#### [Your task]
Scan the records below for the word "structured" and give only the number of lines that hold it.

Interface dataset entries:
——

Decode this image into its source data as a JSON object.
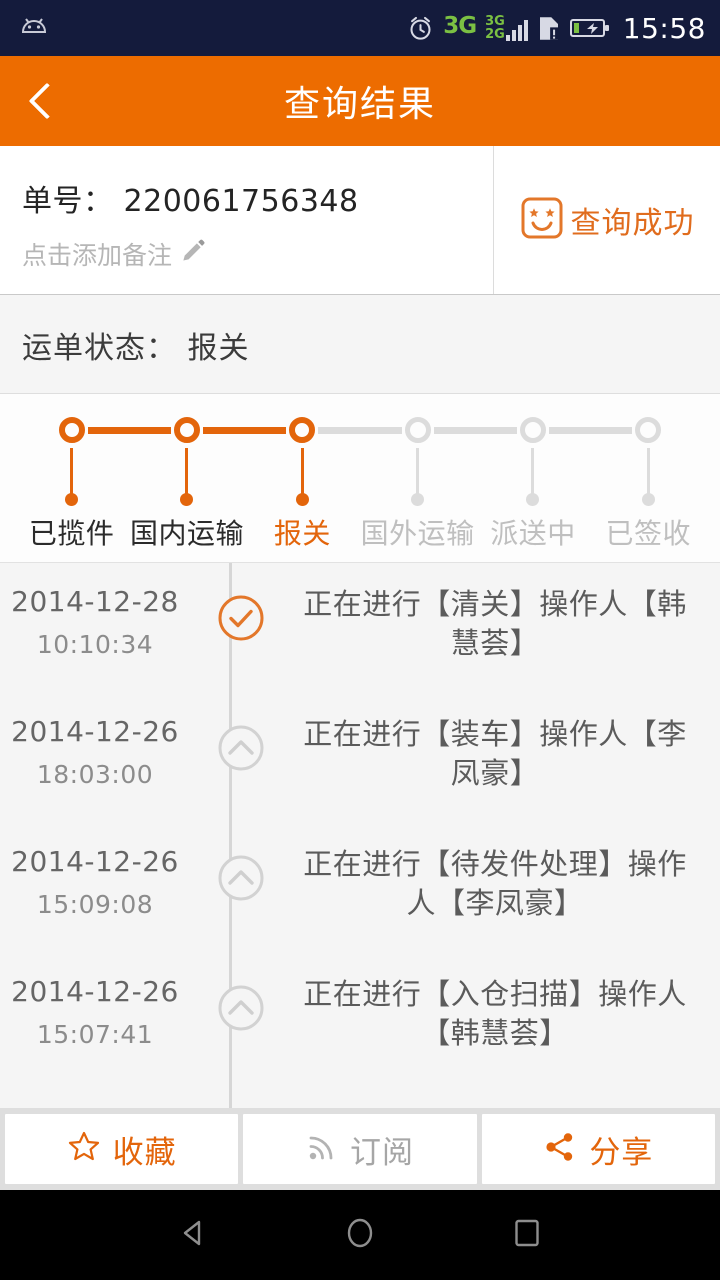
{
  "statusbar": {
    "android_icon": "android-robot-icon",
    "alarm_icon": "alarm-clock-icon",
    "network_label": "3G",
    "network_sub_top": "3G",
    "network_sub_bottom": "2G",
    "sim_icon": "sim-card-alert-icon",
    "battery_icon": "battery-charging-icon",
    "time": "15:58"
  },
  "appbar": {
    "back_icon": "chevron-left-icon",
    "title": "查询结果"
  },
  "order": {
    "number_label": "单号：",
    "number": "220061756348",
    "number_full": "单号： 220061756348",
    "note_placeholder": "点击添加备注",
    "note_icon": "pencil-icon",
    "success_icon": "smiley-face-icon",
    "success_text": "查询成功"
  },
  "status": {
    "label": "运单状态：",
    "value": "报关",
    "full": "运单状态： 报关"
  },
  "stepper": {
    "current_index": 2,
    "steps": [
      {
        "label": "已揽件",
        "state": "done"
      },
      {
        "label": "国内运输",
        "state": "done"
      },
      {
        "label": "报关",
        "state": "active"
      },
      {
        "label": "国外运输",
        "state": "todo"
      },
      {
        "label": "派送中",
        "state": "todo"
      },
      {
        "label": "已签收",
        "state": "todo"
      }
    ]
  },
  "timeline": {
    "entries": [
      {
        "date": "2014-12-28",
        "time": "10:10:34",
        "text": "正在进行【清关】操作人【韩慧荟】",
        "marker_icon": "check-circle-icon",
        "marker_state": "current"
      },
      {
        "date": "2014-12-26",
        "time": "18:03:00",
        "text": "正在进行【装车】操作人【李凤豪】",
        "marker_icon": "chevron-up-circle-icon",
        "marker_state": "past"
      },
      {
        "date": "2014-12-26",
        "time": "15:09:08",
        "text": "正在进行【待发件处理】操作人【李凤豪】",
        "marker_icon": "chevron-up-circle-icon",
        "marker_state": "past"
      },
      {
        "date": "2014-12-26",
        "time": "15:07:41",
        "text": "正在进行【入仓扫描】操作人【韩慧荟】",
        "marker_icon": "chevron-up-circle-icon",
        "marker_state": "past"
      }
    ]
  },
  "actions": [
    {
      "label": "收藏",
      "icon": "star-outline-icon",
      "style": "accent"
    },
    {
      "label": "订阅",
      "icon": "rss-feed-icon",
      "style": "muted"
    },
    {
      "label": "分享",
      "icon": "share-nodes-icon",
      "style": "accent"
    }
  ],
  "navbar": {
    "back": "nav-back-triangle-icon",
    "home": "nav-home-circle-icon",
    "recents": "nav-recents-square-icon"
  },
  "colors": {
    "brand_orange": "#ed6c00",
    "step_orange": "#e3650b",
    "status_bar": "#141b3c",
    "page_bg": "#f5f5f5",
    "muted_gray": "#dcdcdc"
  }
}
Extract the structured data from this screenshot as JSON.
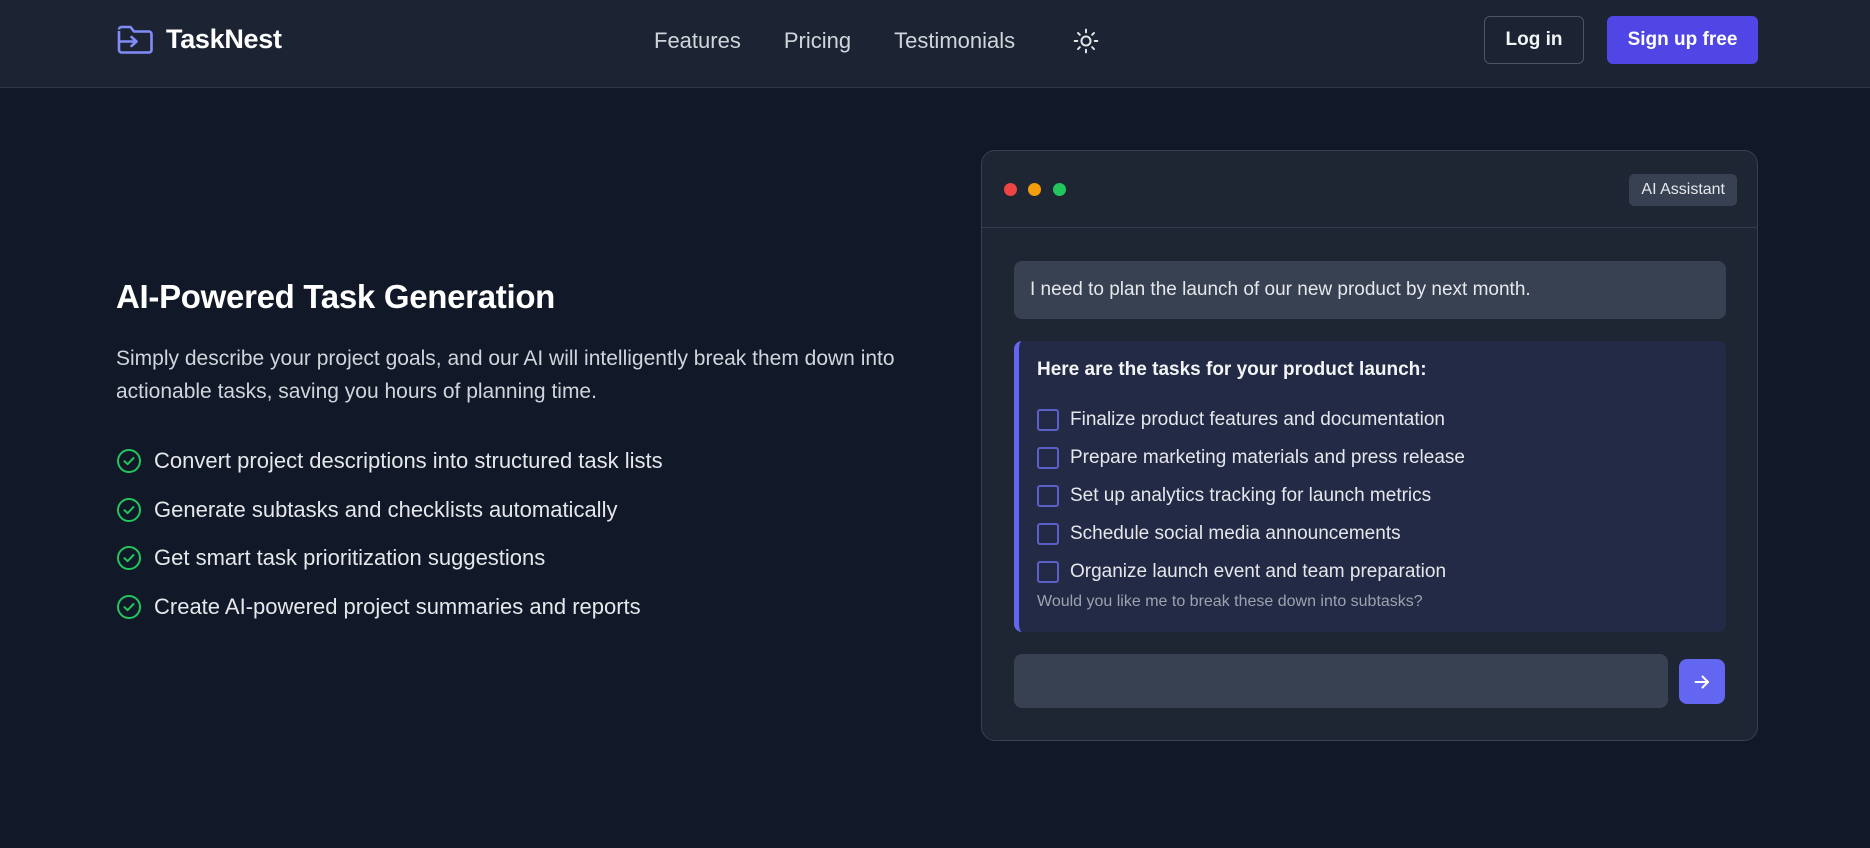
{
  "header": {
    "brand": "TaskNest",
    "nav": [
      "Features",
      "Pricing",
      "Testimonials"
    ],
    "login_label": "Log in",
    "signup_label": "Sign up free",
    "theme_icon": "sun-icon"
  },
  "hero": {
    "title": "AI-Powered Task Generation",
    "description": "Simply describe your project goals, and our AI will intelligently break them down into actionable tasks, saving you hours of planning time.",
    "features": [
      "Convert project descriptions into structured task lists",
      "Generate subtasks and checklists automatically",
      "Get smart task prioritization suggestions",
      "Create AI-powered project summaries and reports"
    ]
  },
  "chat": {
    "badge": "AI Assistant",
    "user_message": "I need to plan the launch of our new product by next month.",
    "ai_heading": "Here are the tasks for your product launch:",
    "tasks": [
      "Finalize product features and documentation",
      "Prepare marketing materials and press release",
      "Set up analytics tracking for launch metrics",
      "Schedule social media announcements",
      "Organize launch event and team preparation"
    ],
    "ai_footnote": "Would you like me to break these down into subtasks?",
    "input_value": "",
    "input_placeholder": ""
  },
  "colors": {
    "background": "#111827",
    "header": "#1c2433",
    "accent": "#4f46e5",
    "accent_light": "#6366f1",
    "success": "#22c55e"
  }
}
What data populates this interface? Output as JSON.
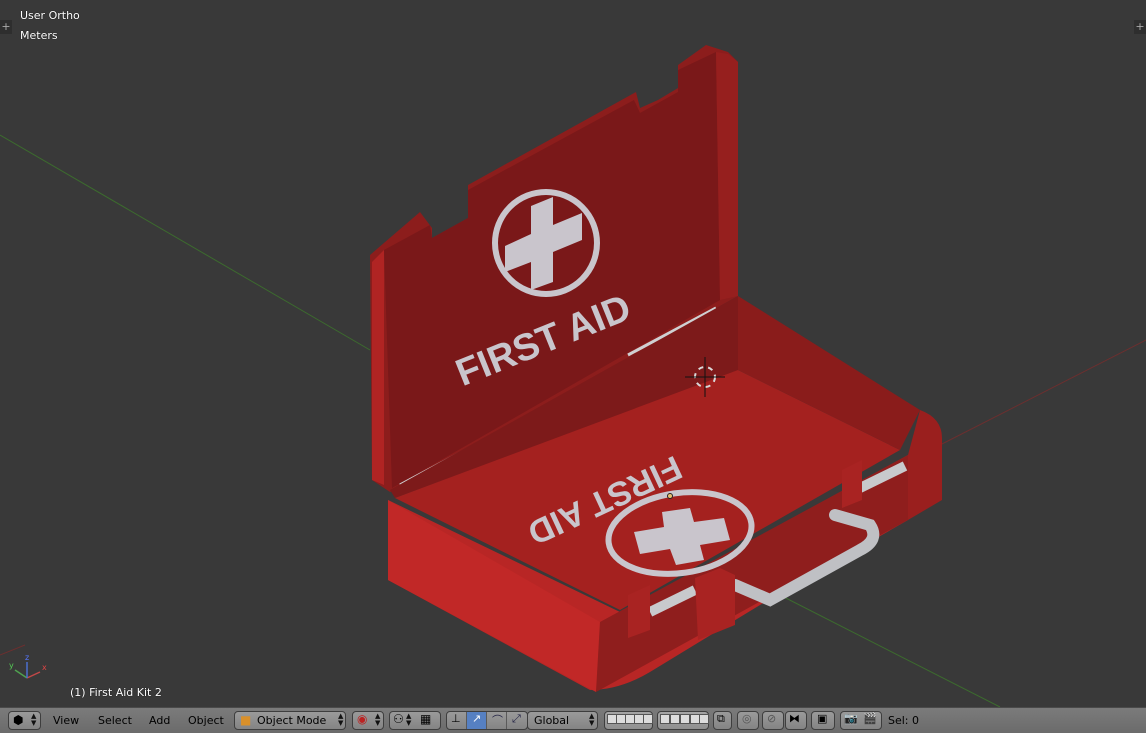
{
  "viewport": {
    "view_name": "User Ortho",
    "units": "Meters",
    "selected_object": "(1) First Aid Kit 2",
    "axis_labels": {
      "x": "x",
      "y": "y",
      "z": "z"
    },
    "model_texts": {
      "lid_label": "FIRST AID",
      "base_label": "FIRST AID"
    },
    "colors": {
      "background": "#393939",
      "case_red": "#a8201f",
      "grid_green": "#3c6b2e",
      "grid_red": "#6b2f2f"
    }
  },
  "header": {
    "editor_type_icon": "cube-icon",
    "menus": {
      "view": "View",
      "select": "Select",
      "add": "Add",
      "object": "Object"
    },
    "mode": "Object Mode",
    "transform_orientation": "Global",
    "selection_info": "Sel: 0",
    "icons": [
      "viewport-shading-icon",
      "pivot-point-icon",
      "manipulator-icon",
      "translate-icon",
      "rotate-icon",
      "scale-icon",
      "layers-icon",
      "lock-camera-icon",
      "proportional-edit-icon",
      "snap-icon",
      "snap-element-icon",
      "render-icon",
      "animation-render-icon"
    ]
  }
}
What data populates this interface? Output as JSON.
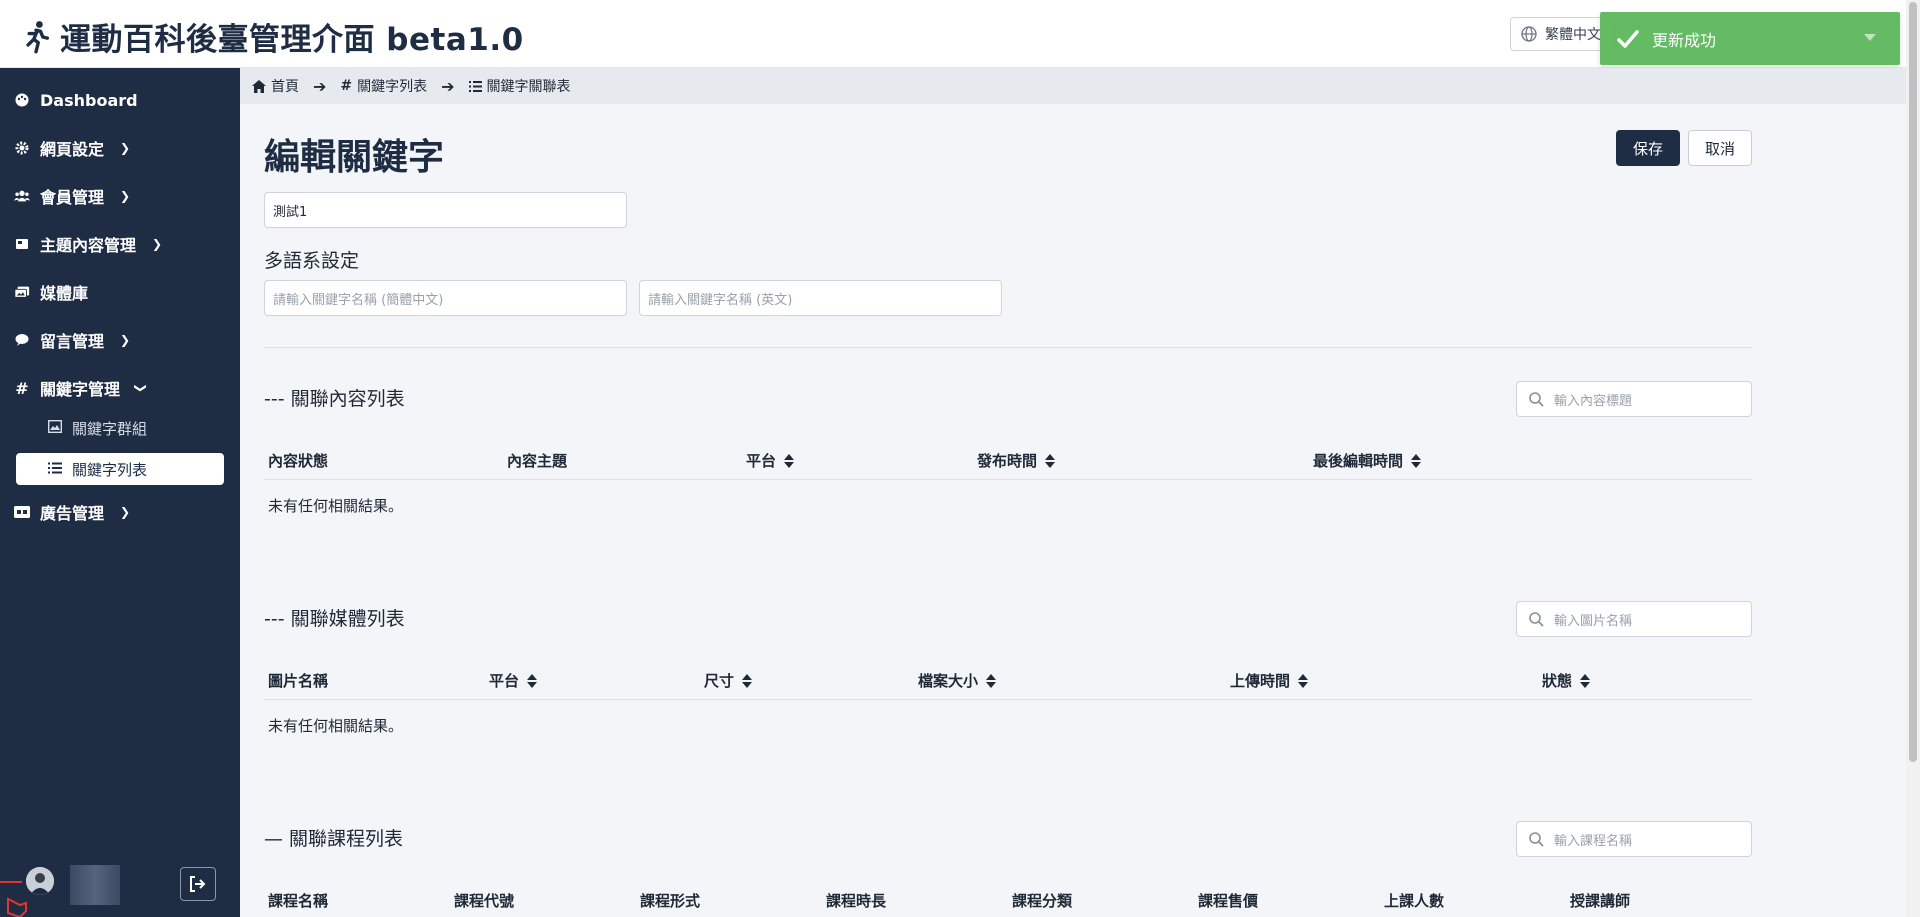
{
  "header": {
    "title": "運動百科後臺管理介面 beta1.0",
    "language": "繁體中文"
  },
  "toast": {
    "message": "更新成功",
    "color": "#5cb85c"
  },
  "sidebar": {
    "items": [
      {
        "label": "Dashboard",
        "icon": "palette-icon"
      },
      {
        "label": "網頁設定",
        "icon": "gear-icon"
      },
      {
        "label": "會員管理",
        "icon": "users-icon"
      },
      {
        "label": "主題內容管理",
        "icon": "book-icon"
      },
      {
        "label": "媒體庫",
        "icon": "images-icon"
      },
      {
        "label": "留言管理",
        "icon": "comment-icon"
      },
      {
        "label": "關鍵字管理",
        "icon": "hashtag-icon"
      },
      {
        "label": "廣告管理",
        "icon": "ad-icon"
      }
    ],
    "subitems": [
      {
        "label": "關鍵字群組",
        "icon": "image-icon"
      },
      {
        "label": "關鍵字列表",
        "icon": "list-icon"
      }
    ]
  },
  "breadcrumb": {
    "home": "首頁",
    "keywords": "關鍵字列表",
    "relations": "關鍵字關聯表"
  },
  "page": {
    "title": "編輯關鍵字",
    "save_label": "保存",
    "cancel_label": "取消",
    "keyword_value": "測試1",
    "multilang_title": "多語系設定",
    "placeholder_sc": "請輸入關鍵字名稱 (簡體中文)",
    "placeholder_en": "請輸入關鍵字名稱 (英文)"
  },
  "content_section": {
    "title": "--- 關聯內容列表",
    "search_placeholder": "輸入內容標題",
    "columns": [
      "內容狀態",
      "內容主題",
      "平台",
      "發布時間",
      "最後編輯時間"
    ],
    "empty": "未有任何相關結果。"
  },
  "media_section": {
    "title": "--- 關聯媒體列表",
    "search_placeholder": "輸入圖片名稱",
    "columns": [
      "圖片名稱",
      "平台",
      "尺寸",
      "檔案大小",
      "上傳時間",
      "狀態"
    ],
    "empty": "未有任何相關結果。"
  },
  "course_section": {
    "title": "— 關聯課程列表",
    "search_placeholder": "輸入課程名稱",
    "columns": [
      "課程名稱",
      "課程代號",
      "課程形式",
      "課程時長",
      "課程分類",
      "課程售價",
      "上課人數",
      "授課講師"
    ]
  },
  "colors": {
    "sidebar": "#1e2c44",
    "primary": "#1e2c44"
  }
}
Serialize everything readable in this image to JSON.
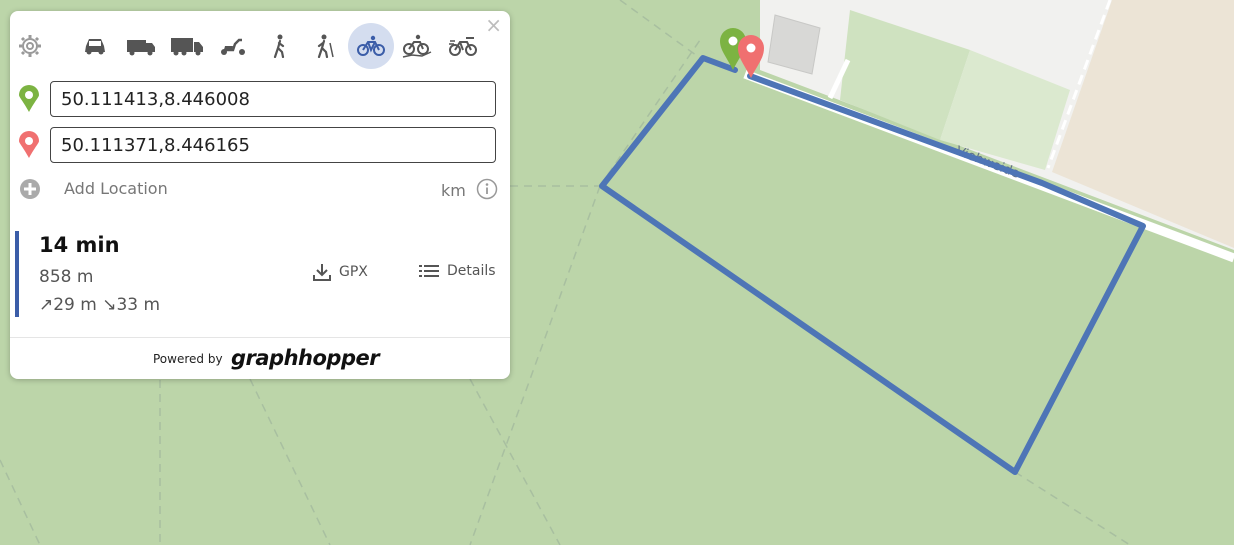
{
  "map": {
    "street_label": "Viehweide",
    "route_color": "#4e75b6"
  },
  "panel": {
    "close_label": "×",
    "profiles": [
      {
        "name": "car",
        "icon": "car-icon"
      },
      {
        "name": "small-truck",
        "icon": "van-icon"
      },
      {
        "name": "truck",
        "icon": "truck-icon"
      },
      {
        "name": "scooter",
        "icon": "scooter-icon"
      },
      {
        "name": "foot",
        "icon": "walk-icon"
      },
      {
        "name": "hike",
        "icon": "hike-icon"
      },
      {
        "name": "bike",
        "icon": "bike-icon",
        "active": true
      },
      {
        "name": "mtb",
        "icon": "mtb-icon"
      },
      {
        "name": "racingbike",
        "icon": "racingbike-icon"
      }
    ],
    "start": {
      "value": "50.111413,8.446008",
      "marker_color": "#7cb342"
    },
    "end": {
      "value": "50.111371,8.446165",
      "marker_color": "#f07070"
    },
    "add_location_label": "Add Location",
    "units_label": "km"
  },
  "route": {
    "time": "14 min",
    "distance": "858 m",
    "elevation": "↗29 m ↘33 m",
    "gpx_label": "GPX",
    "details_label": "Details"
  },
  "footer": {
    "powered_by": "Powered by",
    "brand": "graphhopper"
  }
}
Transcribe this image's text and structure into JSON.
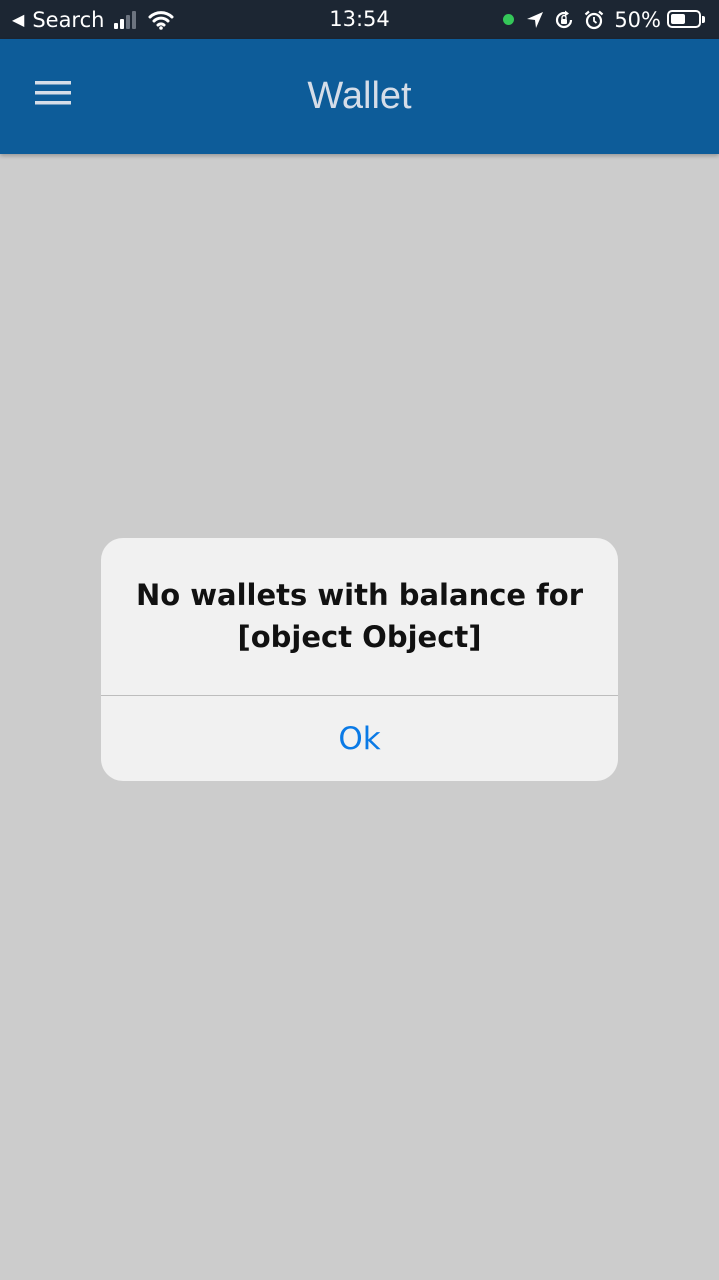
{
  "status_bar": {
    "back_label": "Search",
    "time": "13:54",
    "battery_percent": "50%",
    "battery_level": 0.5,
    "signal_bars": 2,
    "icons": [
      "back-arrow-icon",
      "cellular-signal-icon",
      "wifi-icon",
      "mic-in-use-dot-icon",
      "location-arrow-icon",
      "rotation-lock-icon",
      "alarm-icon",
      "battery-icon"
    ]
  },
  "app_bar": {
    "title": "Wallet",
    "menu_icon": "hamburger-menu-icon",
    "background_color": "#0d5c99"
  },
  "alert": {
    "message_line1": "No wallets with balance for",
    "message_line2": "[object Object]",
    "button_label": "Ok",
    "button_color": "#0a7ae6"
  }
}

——

#### [Task solution]
2